This evening the subject came up on the 443.3 repeater about quick keying and what is acceptable when connected to a link system. There are a couple points on this that are interesting to take note of.
1. Any time you are on a repeater, any repeater, it is a good idea to wait a few seconds after one person unkeys before you key up yourself. This is because there may be others that need to disconnect their node from the link system and since it is a one way communication, only one person can key up at a time on the node. If you need to disconnect, you have to wait until someone unkeys.

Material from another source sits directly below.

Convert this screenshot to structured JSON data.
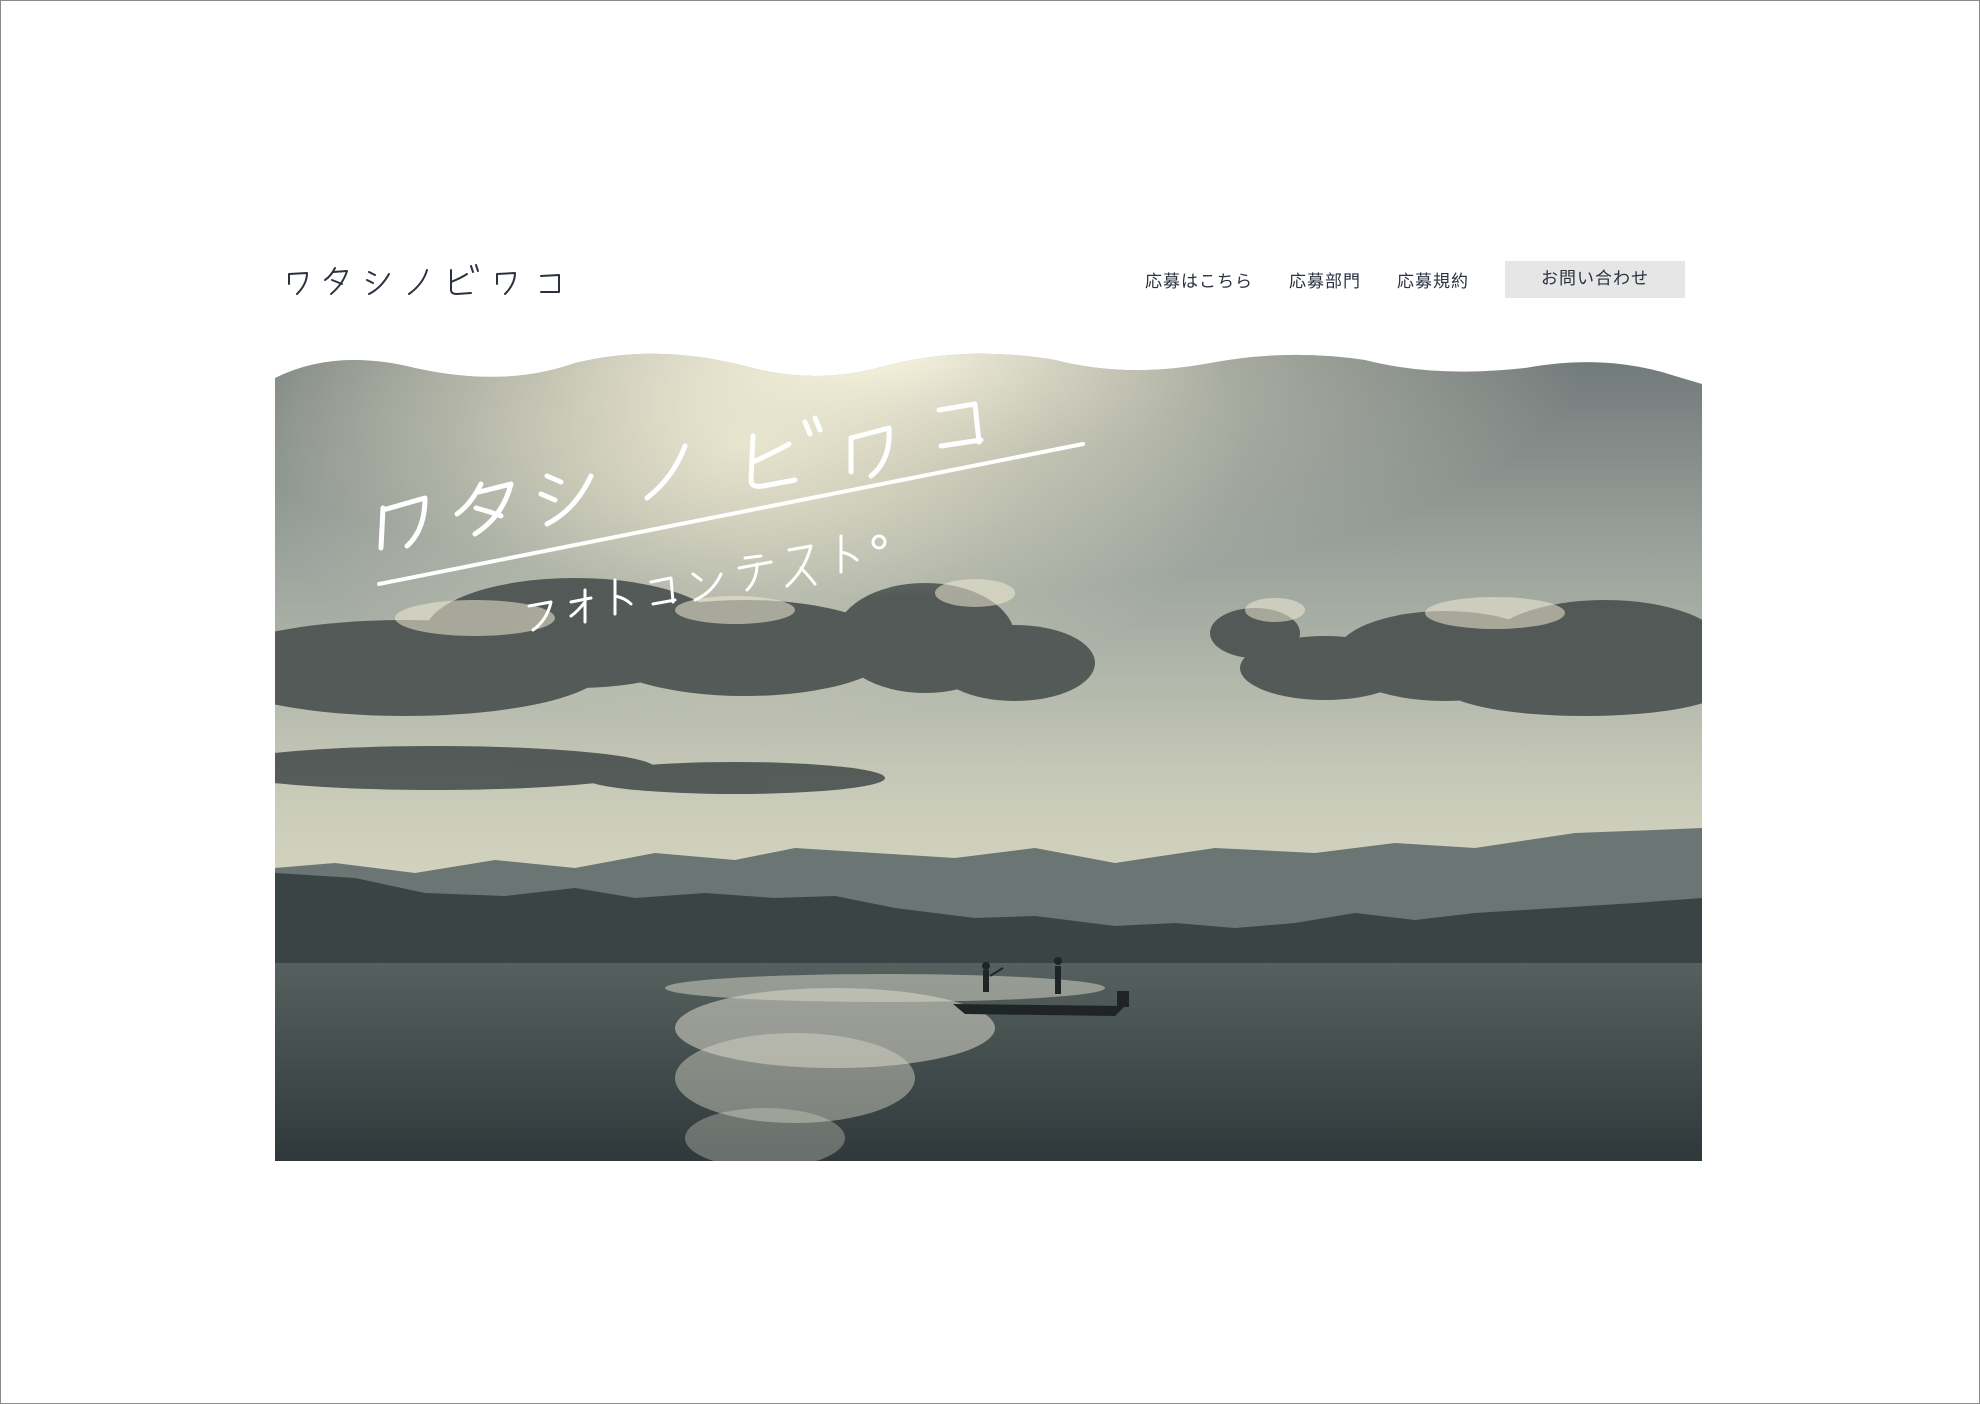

2. Once you key up on the repeater when it is connected to an IRLP or Echolink node, wait a couple seconds after keying before talking. This is because the Internet link has a slight delay and many other repeaters have their own inherent delays that prevent your first couple of words from making it through the link. If you key up and start talking immediately, the people on the other end will miss the first couple of words. You can tell if either of our nodes are connected by keying up and giving your call sign and then entering * 10, that is star ten. The node will read back “link clear” if it is not connected. Otherwise it will play back the node number that it is connected to.
3. Lastly, as with any repeater, it is only common courtesy to give your call sign before entering DTMF tones. Also, besides courtesy, there is a real reason for doing this. You may dial into the node and once connected, a QSO may already be going on the other end. Assuming the other parties continue their QSO more than ten minutes, you may not have time to give your call sign in accordance with FCC rules without keying over the other parties. The FCC does not require giving call sign at the beginning but we request that people do in this case. We hope everyone understands. It is only for these reasons that we ask this.
Thank you!